───── DATASET EXCERPTS
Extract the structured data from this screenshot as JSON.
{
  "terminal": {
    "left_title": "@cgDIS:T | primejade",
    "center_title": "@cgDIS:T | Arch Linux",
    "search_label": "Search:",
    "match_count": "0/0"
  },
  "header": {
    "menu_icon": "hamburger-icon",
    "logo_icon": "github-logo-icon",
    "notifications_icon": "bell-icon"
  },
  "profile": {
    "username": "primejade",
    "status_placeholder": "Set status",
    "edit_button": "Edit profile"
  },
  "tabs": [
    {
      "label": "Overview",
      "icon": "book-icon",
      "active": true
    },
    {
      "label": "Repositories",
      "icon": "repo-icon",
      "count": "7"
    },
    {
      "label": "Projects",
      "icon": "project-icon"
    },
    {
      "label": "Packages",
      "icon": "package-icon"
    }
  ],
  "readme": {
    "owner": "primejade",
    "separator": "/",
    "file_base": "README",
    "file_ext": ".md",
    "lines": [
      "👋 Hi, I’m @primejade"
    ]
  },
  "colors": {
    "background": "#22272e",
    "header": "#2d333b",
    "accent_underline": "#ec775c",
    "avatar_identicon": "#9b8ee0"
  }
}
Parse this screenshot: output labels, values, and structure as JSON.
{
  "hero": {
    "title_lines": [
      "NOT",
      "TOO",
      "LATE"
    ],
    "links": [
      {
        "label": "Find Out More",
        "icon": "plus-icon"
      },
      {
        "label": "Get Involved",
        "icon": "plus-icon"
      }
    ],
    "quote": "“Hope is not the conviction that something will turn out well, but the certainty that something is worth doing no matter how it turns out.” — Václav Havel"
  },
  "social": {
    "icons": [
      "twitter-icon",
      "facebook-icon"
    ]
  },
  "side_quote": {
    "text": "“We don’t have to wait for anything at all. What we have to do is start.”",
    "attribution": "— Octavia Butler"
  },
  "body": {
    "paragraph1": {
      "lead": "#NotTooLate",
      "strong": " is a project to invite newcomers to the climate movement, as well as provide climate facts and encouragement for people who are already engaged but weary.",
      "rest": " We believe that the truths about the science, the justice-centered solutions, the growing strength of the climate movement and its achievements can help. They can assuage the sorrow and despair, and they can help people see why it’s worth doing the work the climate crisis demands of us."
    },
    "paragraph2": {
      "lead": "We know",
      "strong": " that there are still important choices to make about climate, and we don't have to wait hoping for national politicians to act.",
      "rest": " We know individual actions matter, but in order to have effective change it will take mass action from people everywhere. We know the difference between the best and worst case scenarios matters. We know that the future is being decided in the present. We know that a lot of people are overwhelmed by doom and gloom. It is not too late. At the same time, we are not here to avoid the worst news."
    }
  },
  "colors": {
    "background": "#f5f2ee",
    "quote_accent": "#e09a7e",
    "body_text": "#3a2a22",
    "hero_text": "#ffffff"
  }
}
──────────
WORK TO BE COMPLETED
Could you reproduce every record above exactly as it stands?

WORKED SOLUTION
Extract the structured data from this screenshot as JSON.
{
  "terminal": {
    "left_title": "@cgDIS:T | primejade",
    "center_title": "@cgDIS:T | Arch Linux",
    "search_label": "Search:",
    "match_count": "0/0"
  },
  "header": {
    "menu_icon": "hamburger-icon",
    "logo_icon": "github-logo-icon",
    "notifications_icon": "bell-icon"
  },
  "profile": {
    "username": "primejade",
    "status_placeholder": "Set status",
    "edit_button": "Edit profile"
  },
  "tabs": [
    {
      "label": "Overview",
      "icon": "book-icon",
      "active": true
    },
    {
      "label": "Repositories",
      "icon": "repo-icon",
      "count": "7"
    },
    {
      "label": "Projects",
      "icon": "project-icon"
    },
    {
      "label": "Packages",
      "icon": "package-icon"
    }
  ],
  "readme": {
    "owner": "primejade",
    "separator": "/",
    "file_base": "README",
    "file_ext": ".md",
    "lines": [
      "👋 Hi, I’m @primejade"
    ]
  },
  "colors": {
    "background": "#22272e",
    "header": "#2d333b",
    "accent_underline": "#ec775c",
    "avatar_identicon": "#9b8ee0"
  }
}
Parse this screenshot: output labels, values, and structure as JSON.
{
  "hero": {
    "title_lines": [
      "NOT",
      "TOO",
      "LATE"
    ],
    "links": [
      {
        "label": "Find Out More",
        "icon": "plus-icon"
      },
      {
        "label": "Get Involved",
        "icon": "plus-icon"
      }
    ],
    "quote": "“Hope is not the conviction that something will turn out well, but the certainty that something is worth doing no matter how it turns out.” — Václav Havel"
  },
  "social": {
    "icons": [
      "twitter-icon",
      "facebook-icon"
    ]
  },
  "side_quote": {
    "text": "“We don’t have to wait for anything at all. What we have to do is start.”",
    "attribution": "— Octavia Butler"
  },
  "body": {
    "paragraph1": {
      "lead": "#NotTooLate",
      "strong": " is a project to invite newcomers to the climate movement, as well as provide climate facts and encouragement for people who are already engaged but weary.",
      "rest": " We believe that the truths about the science, the justice-centered solutions, the growing strength of the climate movement and its achievements can help. They can assuage the sorrow and despair, and they can help people see why it’s worth doing the work the climate crisis demands of us."
    },
    "paragraph2": {
      "lead": "We know",
      "strong": " that there are still important choices to make about climate, and we don't have to wait hoping for national politicians to act.",
      "rest": " We know individual actions matter, but in order to have effective change it will take mass action from people everywhere. We know the difference between the best and worst case scenarios matters. We know that the future is being decided in the present. We know that a lot of people are overwhelmed by doom and gloom. It is not too late. At the same time, we are not here to avoid the worst news."
    }
  },
  "colors": {
    "background": "#f5f2ee",
    "quote_accent": "#e09a7e",
    "body_text": "#3a2a22",
    "hero_text": "#ffffff"
  }
}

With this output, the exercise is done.